Server Consolidation And Storage Consolidation Go Hand In Hand
With its new applications and integration projects underway, GHS anticipated growing data needs. Shortly after its server consolidation project, GHS rolled out a SAN (storage area network) to be able to pool its storage resources. "Currently, we've attached only the most recent application servers to our SAN," says Allen. "These application servers run applications such as our PACS, our new pharmacy application, and our fetal monitoring system." When it first rolled out its SAN in December 2002, GHS was managing about 1.7 TB of storage. A few months later, the healthcare provider added another 1.7 TB of capacity to be able to accommodate more servers. Presently, GHS is in the process of adding an additional 5.1 TB of storage to its repertoire. "We started out with seven servers attached to the SAN, we added three more servers in May 2003, and we plan to add several more servers in the coming year," says Allen. GHS uses RAID (redundant array of independent disks) 5 storage boxes to store its data and Management Appliance software from HP StorageWorks to manage the storage on its SAN. Down the road, the healthcare organization is considering adding a software package such as HP's Openview Storage Manager, which will enable IT administrators to manage RAID systems similarly to the way its servers are managed with the KVM over IP solution.

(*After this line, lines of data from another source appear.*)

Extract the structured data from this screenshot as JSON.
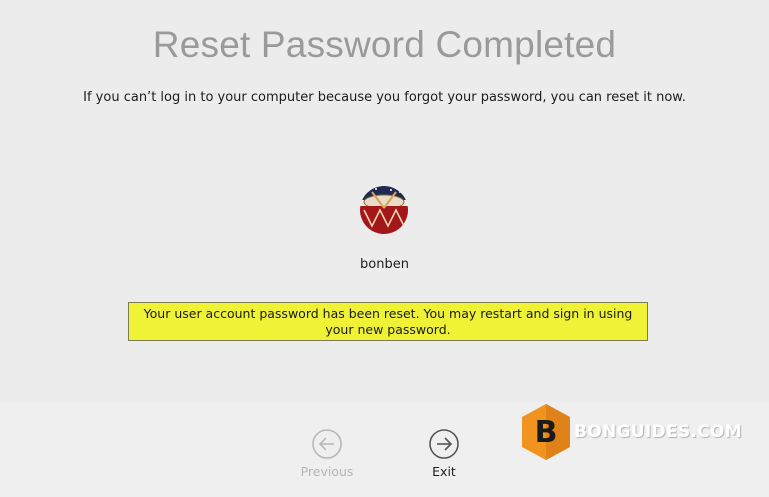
{
  "header": {
    "title": "Reset Password Completed",
    "subtitle": "If you can’t log in to your computer because you forgot your password, you can reset it now."
  },
  "user": {
    "avatar_icon": "user-avatar-drum-icon",
    "name": "bonben"
  },
  "notice": {
    "text": "Your user account password has been reset. You may restart and sign in using your new password."
  },
  "footer": {
    "previous_label": "Previous",
    "previous_icon": "arrow-left-circle-icon",
    "exit_label": "Exit",
    "exit_icon": "arrow-right-circle-icon"
  },
  "watermark": {
    "logo_letter": "B",
    "text": "BONGUIDES.COM"
  },
  "colors": {
    "background": "#ececec",
    "notice_background": "#eff235",
    "watermark_orange": "#f0931f"
  }
}
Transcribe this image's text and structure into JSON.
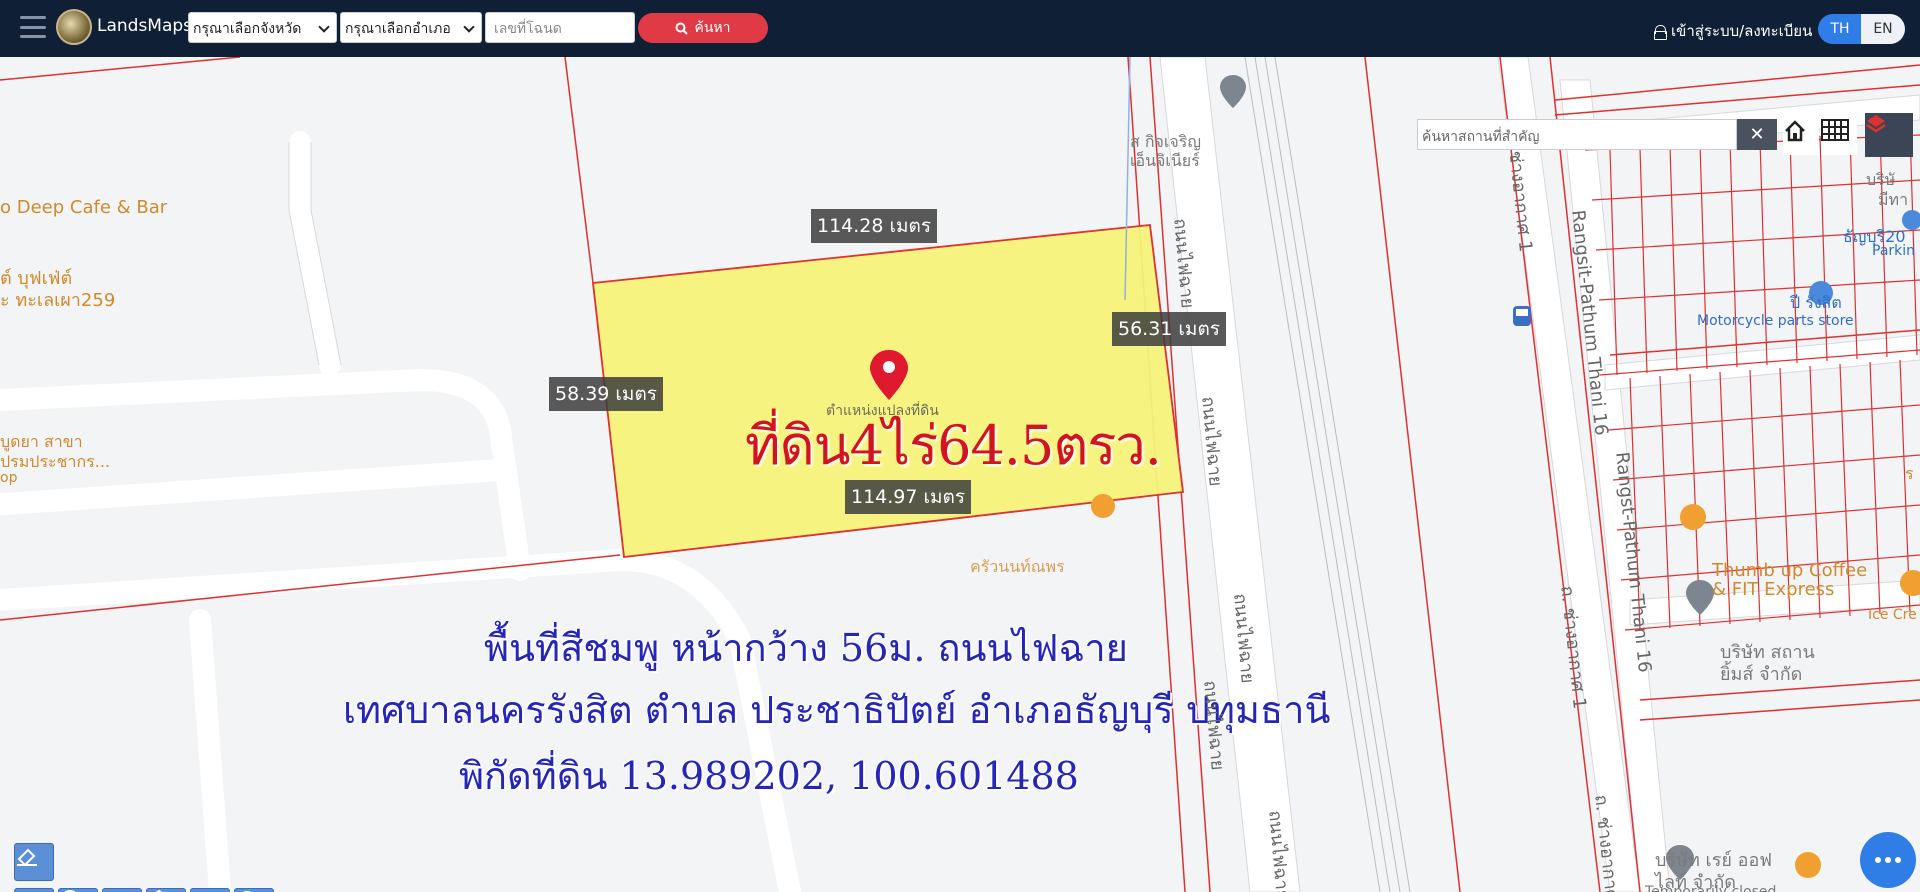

Remote Server Access Is Good ... Wireless Remote Access Is Better
Now that GHS has solved its server sprawl dilemma and is in the process of migrating many of its servers to a SAN environment, it has a complementary initiative underway. By the end of the year, GHS plans to roll out an 802.11b wireless LAN (WLAN) at each of its three facilities. The WLAN will enable IT administrators to use laptops or PDAs (personal digital assistants) to log on to and troubleshoot servers without having to find a desktop PC that has the KVM software installed on it. "Our IT administrators are often called into meetings and involved with a host of projects," says Allen. "Having access to servers from anywhere in the building will be a big plus."
In the world of IT, there are always projects that compete for your time. It's easy to let these projects build up and, like unopened mail, they can get shoved in a drawer and forgotten about until a crisis happens that forces you to have to deal with one or more problems right away. Each of these projects will eventually have to be solved. The important question is: Are you going to take a shortsighted IT approach that looks for a quick, temporary fix, or are you going to take a long-term approach that offers time savings and other benefits down the road?